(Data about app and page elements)
■ ■ ■ ■ ■

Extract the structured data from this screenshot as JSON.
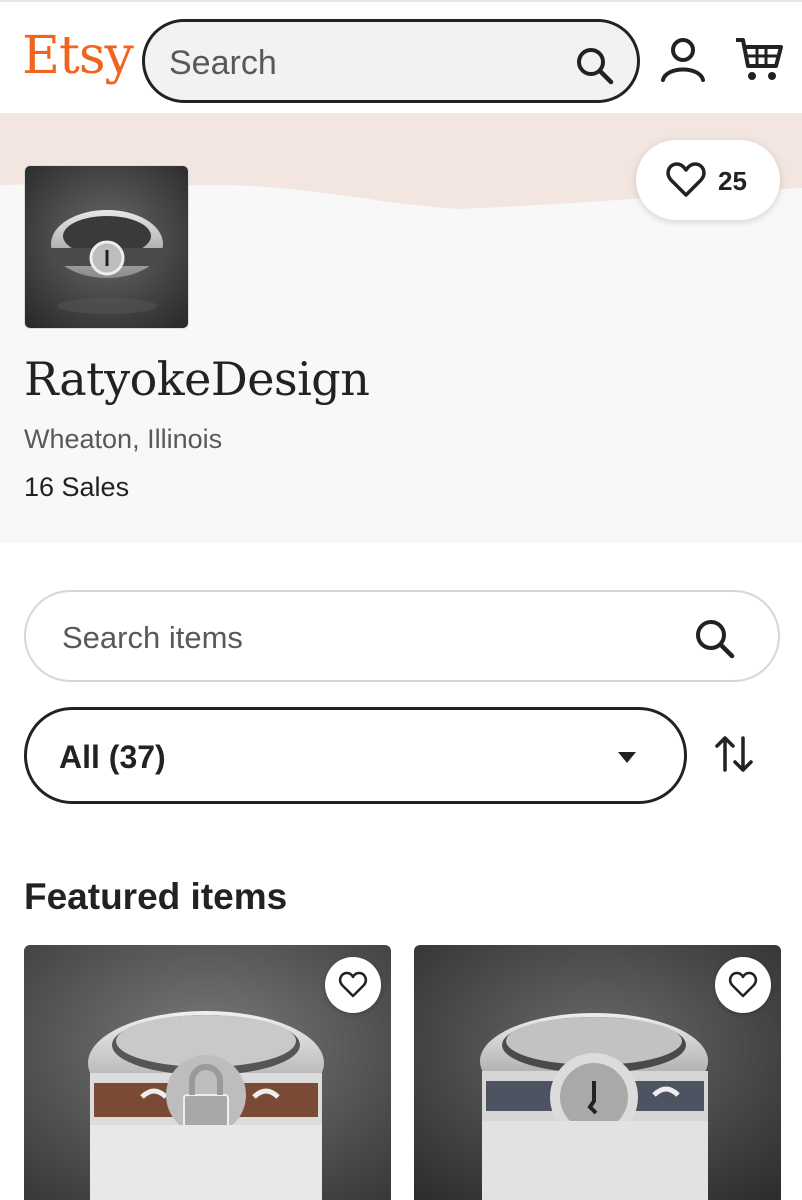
{
  "header": {
    "logo": "Etsy",
    "search_placeholder": "Search",
    "icons": [
      "search-icon",
      "user-icon",
      "cart-icon"
    ],
    "brand_color": "#f1641e"
  },
  "shop": {
    "name": "RatyokeDesign",
    "location": "Wheaton, Illinois",
    "sales": "16 Sales",
    "favorites_count": "25"
  },
  "item_search": {
    "placeholder": "Search items"
  },
  "filter": {
    "selected": "All (37)"
  },
  "featured": {
    "title": "Featured items",
    "items": [
      {
        "image": "silver-copper-padlock-ring",
        "favorite_icon": "heart-icon"
      },
      {
        "image": "silver-keyhole-ring",
        "favorite_icon": "heart-icon"
      }
    ]
  }
}
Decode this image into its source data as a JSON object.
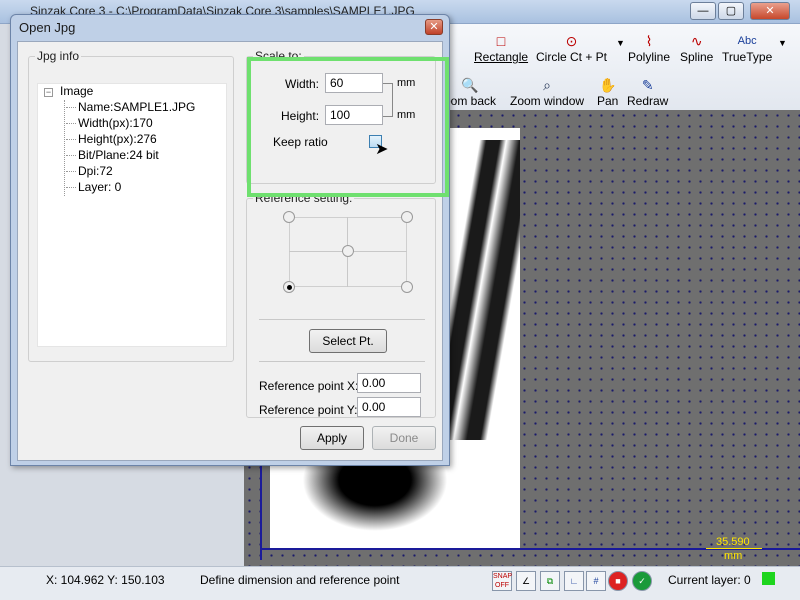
{
  "app": {
    "title": "Sinzak Core 3 - C:\\ProgramData\\Sinzak Core 3\\samples\\SAMPLE1.JPG"
  },
  "toolbar": {
    "rectangle": "Rectangle",
    "circle": "Circle Ct + Pt",
    "polyline": "Polyline",
    "spline": "Spline",
    "truetype": "TrueType",
    "truetype_icon": "Abc",
    "zoom_back": "oom back",
    "zoom_window": "Zoom window",
    "pan": "Pan",
    "redraw": "Redraw"
  },
  "canvas": {
    "scale_value": "35.590",
    "scale_unit": "mm"
  },
  "dialog": {
    "title": "Open Jpg",
    "jpg_info": {
      "title": "Jpg info",
      "root": "Image",
      "items": [
        "Name:SAMPLE1.JPG",
        "Width(px):170",
        "Height(px):276",
        "Bit/Plane:24 bit",
        "Dpi:72",
        "Layer: 0"
      ]
    },
    "scale": {
      "title": "Scale to:",
      "width_label": "Width:",
      "width_value": "60",
      "height_label": "Height:",
      "height_value": "100",
      "unit": "mm",
      "keep_ratio_label": "Keep ratio"
    },
    "reference": {
      "title": "Reference setting:",
      "select_pt": "Select Pt.",
      "x_label": "Reference point X:",
      "x_value": "0.00",
      "y_label": "Reference point Y:",
      "y_value": "0.00"
    },
    "apply": "Apply",
    "done": "Done"
  },
  "statusbar": {
    "coords": "X: 104.962 Y: 150.103",
    "message": "Define dimension and reference point",
    "snap": "SNAP OFF",
    "layer": "Current layer: 0"
  },
  "colors": {
    "highlight": "#6fe06f",
    "layer_indicator": "#1ed51e",
    "scale_bar": "#ffe600"
  }
}
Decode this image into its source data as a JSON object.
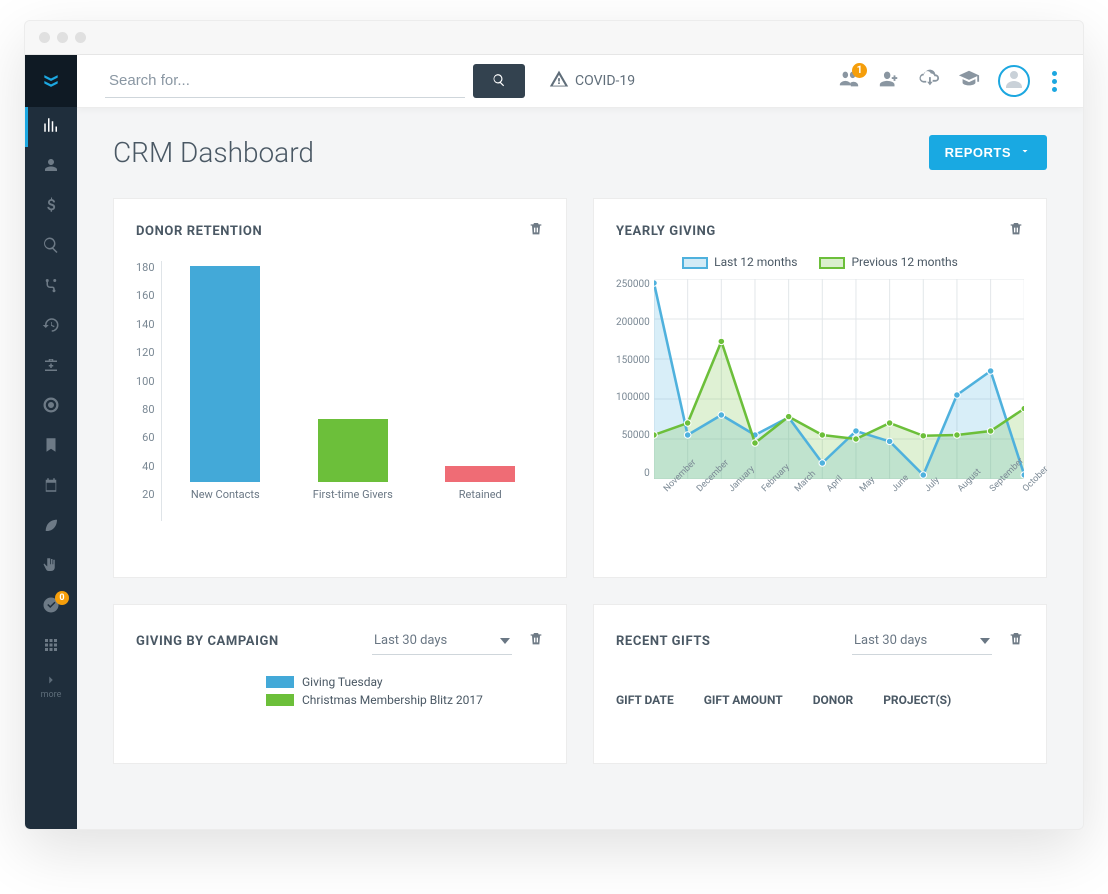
{
  "topbar": {
    "search_placeholder": "Search for...",
    "covid_label": "COVID-19",
    "people_badge": "1"
  },
  "sidebar": {
    "tasks_badge": "0",
    "more_label": "more"
  },
  "page": {
    "title": "CRM Dashboard",
    "reports_label": "REPORTS"
  },
  "cards": {
    "donor_retention": {
      "title": "DONOR RETENTION"
    },
    "yearly_giving": {
      "title": "YEARLY GIVING",
      "legend_a": "Last 12 months",
      "legend_b": "Previous 12 months"
    },
    "giving_by_campaign": {
      "title": "GIVING BY CAMPAIGN",
      "filter": "Last 30 days",
      "series": [
        {
          "label": "Giving Tuesday",
          "color": "#43a9d8"
        },
        {
          "label": "Christmas Membership Blitz 2017",
          "color": "#6cbf3a"
        }
      ]
    },
    "recent_gifts": {
      "title": "RECENT GIFTS",
      "filter": "Last 30 days",
      "columns": [
        "GIFT DATE",
        "GIFT AMOUNT",
        "DONOR",
        "PROJECT(S)"
      ]
    }
  },
  "chart_data": [
    {
      "id": "donor_retention",
      "type": "bar",
      "categories": [
        "New Contacts",
        "First-time Givers",
        "Retained"
      ],
      "values": [
        164,
        62,
        31
      ],
      "colors": [
        "#43a9d8",
        "#6cbf3a",
        "#ef6c75"
      ],
      "ylim": [
        20,
        180
      ],
      "yticks": [
        20,
        40,
        60,
        80,
        100,
        120,
        140,
        160,
        180
      ]
    },
    {
      "id": "yearly_giving",
      "type": "line",
      "x": [
        "November",
        "December",
        "January",
        "February",
        "March",
        "April",
        "May",
        "June",
        "July",
        "August",
        "September",
        "October"
      ],
      "yticks": [
        0,
        50000,
        100000,
        150000,
        200000,
        250000
      ],
      "ylim": [
        0,
        250000
      ],
      "series": [
        {
          "name": "Last 12 months",
          "color": "#4fb1dd",
          "fill": "rgba(79,177,221,.22)",
          "values": [
            245000,
            55000,
            80000,
            55000,
            77000,
            20000,
            60000,
            47000,
            5000,
            105000,
            135000,
            5000
          ]
        },
        {
          "name": "Previous 12 months",
          "color": "#6cbf3a",
          "fill": "rgba(108,191,58,.22)",
          "values": [
            55000,
            70000,
            172000,
            45000,
            78000,
            55000,
            50000,
            70000,
            54000,
            55000,
            60000,
            88000
          ]
        }
      ]
    }
  ]
}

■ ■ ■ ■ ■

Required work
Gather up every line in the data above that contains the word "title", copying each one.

Output of the task
    "title": "Featured items",
    "title": "Sinzak Core 3 - C:\\ProgramData\\Sinzak Core 3\\samples\\SAMPLE1.JPG"
    "title": "Open Jpg",
      "title": "Jpg info",
      "title": "Scale to:",
      "title": "Reference setting:",
    "title": "CRM Dashboard",
      "title": "DONOR RETENTION"
      "title": "YEARLY GIVING",
      "title": "GIVING BY CAMPAIGN",
      "title": "RECENT GIFTS",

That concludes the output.